Stephen Hamil, the NBS’s director of design and innovation, ran through the new tools – due for a "soft launch" in April – to a packed audience at Westminster University.
He predicts the toolkit will be a BIM "game-changer" for the industry, saying: “Being able to collaboratively define who is doing what and when on a construction project by following the Level 2 BIM process is something that will change the industry and we’re now ready for the soft launch in April.”
Over the past year, he said that NBS had done user testing and research with advisory panels, beta test groups and monthly meetings with a cross-institution steering group to help create "an online product that we believe is a game changer for industry."
According to the NBS website, the Digital Plan of Work is a free tool that allows a project leader to clearly define the team, responsibilities and an information delivery plan for each stage of a project. To start a project, the user creates an account and log-in details, which can then be shared with the project team.

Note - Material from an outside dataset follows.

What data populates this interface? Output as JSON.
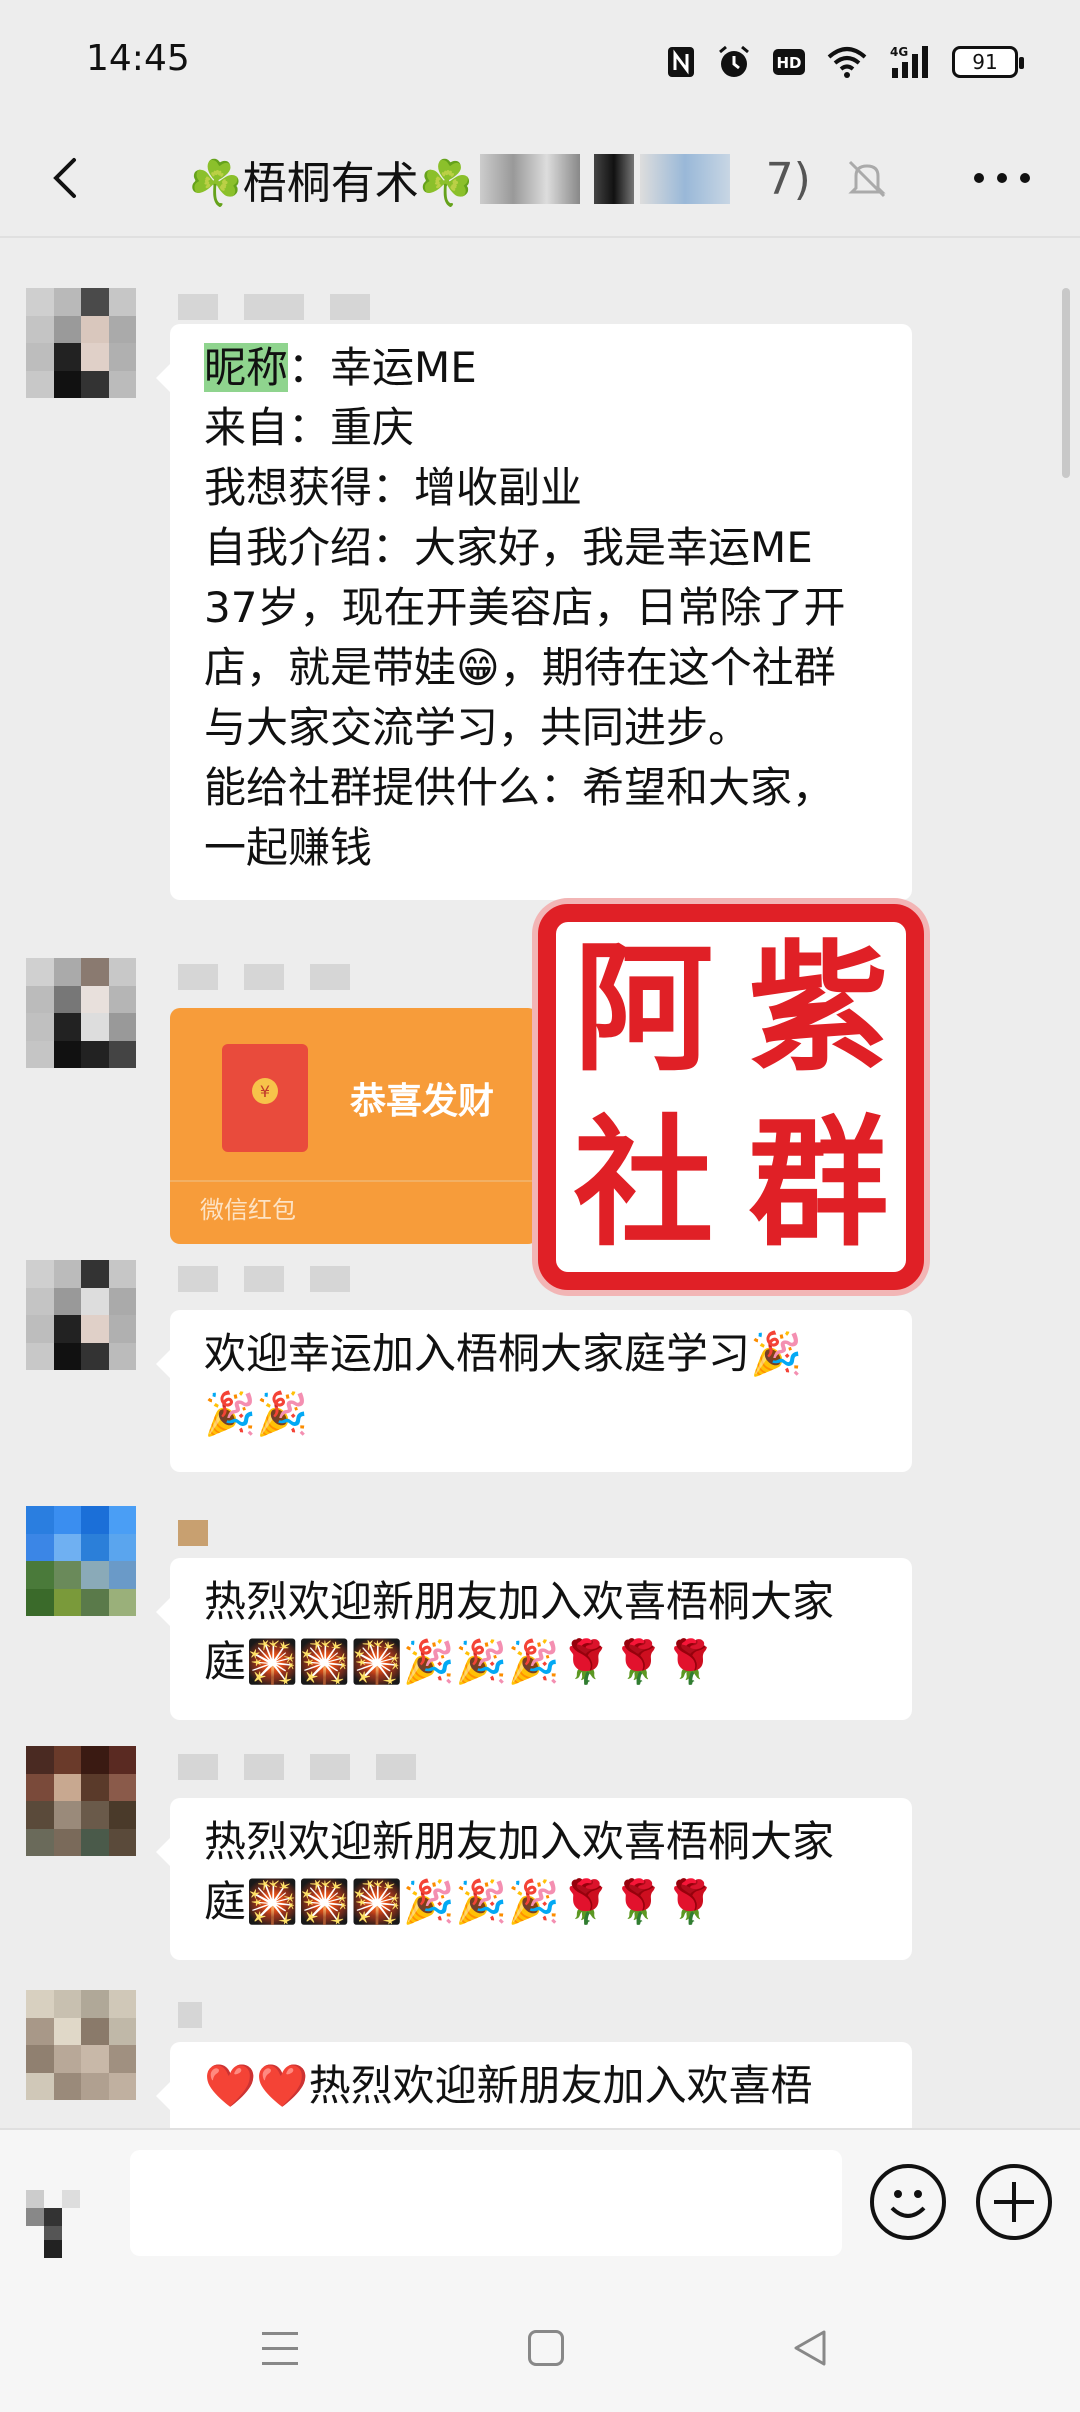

The unified classification structure will develop 5,000 templates defining the Levels of Detail and Levels of Information needed to populate Level 2 BIM models. The templates will be freely available online in both IFC and Microsoft Excel format.
More information and a presentation of the system is available here.
But what did the audience think? BIM+ gathered these early reactions:
Terry Gough, senior project manager and BIM champion at Kent County Council: “My initial reaction was one of ‘hopefully’ this will work for construction but who will own and be responsible for this piece of software within the project environment?
“I think it will be a helpful tool but we will all need to embrace it and I’m not sure if the AEC industry will adopt it from day one and as like BIM and the PAS/BS documents, lots of companies/clients are still sitting on the fence unsure on how to approach any of this. This ‘Toolkit’ will need lots of help from the BIM4 groups and the BIM hubs to ensure that it is a success and that it is sold correctly from day one.”
David Miller, director at David Miller Architects: “Technology is not a barrier to BIM Level 2, but complexity is. BIM processes have to be as user friendly and accessible as possible, otherwise there will be resistance and we will fail.
“Up until now the BIM standards and protocols have taken a certain amount of effort to understand and implement. Worth the effort, but not easy. So the Digital Plan of Work has the potential to make BIM accessible to the majority and therefore allow BIM to become ‘business as usual’ for non-specialists.
“Accessibility and clear guidance will be the key to the success. If NBS gets this right I believe the digital toolkit will be a success.”
Hugh Henderson, director of consultancy at Mace Macro: “Judging by the numbers attending there’s lots of interest in the BIM toolkit and it’s good to see that the needs of the end users are being pushed to the fore. The NBS BIM toolkit makes a clear link from design and construction to asset management and FM that the FM community must understand and be prepared to embrace.
"At Mace we’re working closely with our construction colleagues to capture and manage data from an end-user perspective and I’m heartened that BIFM, our FM professional body, is leading the wider involvement of FM in relation to BIM and Soft Landings."
Rebecca De Cicco, director at Digital Node: “The NBS BIM Toolkit provides an easy to use platform to deliver information across varying stages of projects in a unified solution. This approach will not only aid in the Level 2 delivery of projects leading to 2016 but will also ensure there is one common repository of information regarding projects.
“I see this as the final step to achieving Level 2 in the UK as we’ll have a UK specific Classification system as well as LOD and LOI requirements we can use as an industry moving forward.”